• Problem details:
Pick the lines holding the string "material" out of the records and copy them.

Items from an interface collection:
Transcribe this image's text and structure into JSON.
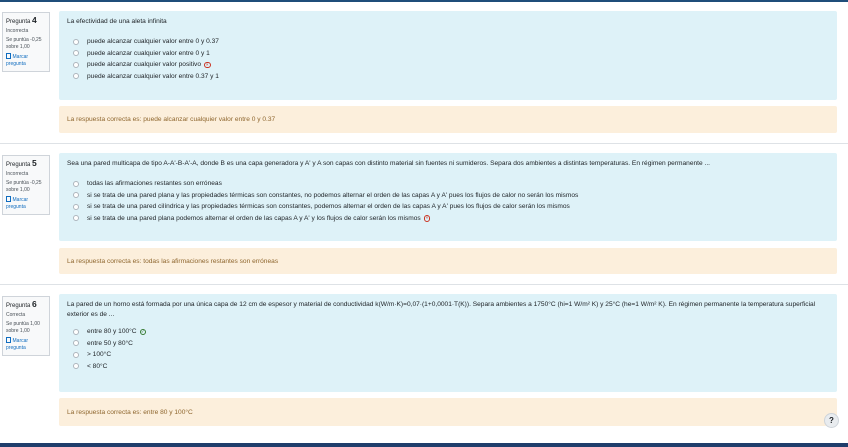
{
  "questions": [
    {
      "label": "Pregunta",
      "number": "4",
      "state": "Incorrecta",
      "grade": "Se puntúa -0,25 sobre 1,00",
      "flag_label": "Marcar pregunta",
      "text": "La efectividad de una aleta infinita",
      "answers": [
        {
          "text": "puede alcanzar cualquier valor entre 0 y 0.37",
          "mark": ""
        },
        {
          "text": "puede alcanzar cualquier valor entre 0 y 1",
          "mark": ""
        },
        {
          "text": "puede alcanzar cualquier valor positivo",
          "mark": "wrong"
        },
        {
          "text": "puede alcanzar cualquier valor entre 0.37 y 1",
          "mark": ""
        }
      ],
      "feedback": "La respuesta correcta es: puede alcanzar cualquier valor entre 0 y 0.37"
    },
    {
      "label": "Pregunta",
      "number": "5",
      "state": "Incorrecta",
      "grade": "Se puntúa -0,25 sobre 1,00",
      "flag_label": "Marcar pregunta",
      "text": "Sea una pared multicapa de tipo A-A'-B-A'-A, donde B es una capa generadora y A' y A son capas con distinto material sin fuentes ni sumideros. Separa dos ambientes a distintas temperaturas. En régimen permanente ...",
      "answers": [
        {
          "text": "todas las afirmaciones restantes son erróneas",
          "mark": ""
        },
        {
          "text": "si se trata de una pared plana y las propiedades térmicas son constantes, no podemos alternar el orden de las capas A y A' pues los flujos de calor no serán los mismos",
          "mark": ""
        },
        {
          "text": "si se trata de una pared cilíndrica y las propiedades térmicas son constantes, podemos alternar el orden de las capas A y A' pues los flujos de calor serán los mismos",
          "mark": ""
        },
        {
          "text": "si se trata de una pared plana podemos alternar el orden de las capas A y A' y los flujos de calor serán los mismos",
          "mark": "wrong"
        }
      ],
      "feedback": "La respuesta correcta es: todas las afirmaciones restantes son erróneas"
    },
    {
      "label": "Pregunta",
      "number": "6",
      "state": "Correcta",
      "grade": "Se puntúa 1,00 sobre 1,00",
      "flag_label": "Marcar pregunta",
      "text": "La pared de un horno está formada por una única capa de 12 cm de espesor y material de conductividad k(W/m·K)=0,07·(1+0,0001·T(K)). Separa ambientes a 1750°C (hi=1 W/m² K) y 25°C (he=1 W/m² K). En régimen permanente la temperatura superficial exterior es de ...",
      "answers": [
        {
          "text": "entre 80 y 100°C",
          "mark": "right"
        },
        {
          "text": "entre 50 y 80°C",
          "mark": ""
        },
        {
          "text": "> 100°C",
          "mark": ""
        },
        {
          "text": "< 80°C",
          "mark": ""
        }
      ],
      "feedback": "La respuesta correcta es: entre 80 y 100°C"
    }
  ],
  "help_label": "?",
  "icons": {
    "wrong": "×",
    "right": "✓"
  },
  "colors": {
    "question_bg": "#def2f8",
    "feedback_bg": "#fcefdc",
    "incorrect": "#ca3120",
    "correct": "#357a32",
    "link": "#0f6cbf"
  }
}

• Written solution:
      "text": "Sea una pared multicapa de tipo A-A'-B-A'-A, donde B es una capa generadora y A' y A son capas con distinto material sin fuentes ni sumideros. Separa dos ambientes a distintas temperaturas. En régimen permanente ...",
      "text": "La pared de un horno está formada por una única capa de 12 cm de espesor y material de conductividad k(W/m·K)=0,07·(1+0,0001·T(K)). Separa ambientes a 1750°C (hi=1 W/m² K) y 25°C (he=1 W/m² K). En régimen permanente la temperatura superficial exterior es de ...",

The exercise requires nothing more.